*** Opening Entries shown ***

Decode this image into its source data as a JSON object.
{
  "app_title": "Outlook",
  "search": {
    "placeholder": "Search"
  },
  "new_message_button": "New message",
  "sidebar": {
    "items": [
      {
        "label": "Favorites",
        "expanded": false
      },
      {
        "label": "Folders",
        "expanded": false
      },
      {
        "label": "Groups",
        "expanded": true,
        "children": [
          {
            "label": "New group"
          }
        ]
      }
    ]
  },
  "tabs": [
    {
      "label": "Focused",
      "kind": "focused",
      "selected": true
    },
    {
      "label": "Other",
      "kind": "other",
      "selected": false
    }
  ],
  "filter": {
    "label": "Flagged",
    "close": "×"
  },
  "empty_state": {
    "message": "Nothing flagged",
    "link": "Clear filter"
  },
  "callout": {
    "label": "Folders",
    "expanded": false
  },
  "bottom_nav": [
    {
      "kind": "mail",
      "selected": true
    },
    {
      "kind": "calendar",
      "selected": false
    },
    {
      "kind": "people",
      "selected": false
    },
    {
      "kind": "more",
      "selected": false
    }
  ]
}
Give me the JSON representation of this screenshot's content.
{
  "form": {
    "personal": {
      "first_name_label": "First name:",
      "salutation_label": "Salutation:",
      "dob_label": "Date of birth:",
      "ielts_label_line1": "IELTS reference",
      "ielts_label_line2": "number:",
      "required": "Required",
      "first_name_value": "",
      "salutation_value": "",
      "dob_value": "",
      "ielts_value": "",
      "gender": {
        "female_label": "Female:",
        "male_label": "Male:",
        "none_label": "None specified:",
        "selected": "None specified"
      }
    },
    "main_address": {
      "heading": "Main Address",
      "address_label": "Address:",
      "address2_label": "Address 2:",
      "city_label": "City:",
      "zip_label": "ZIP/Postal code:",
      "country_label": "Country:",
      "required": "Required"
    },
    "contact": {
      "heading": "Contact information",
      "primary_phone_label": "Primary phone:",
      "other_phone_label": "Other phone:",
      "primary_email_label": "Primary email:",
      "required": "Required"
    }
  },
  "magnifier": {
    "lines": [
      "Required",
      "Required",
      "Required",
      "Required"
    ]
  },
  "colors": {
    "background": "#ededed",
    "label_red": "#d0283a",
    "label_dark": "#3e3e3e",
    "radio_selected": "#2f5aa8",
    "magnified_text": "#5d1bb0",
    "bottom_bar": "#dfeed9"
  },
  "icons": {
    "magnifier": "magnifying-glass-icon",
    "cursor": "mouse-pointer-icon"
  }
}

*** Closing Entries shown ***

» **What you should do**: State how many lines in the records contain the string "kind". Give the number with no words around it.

» **Solution to this exercise**: 6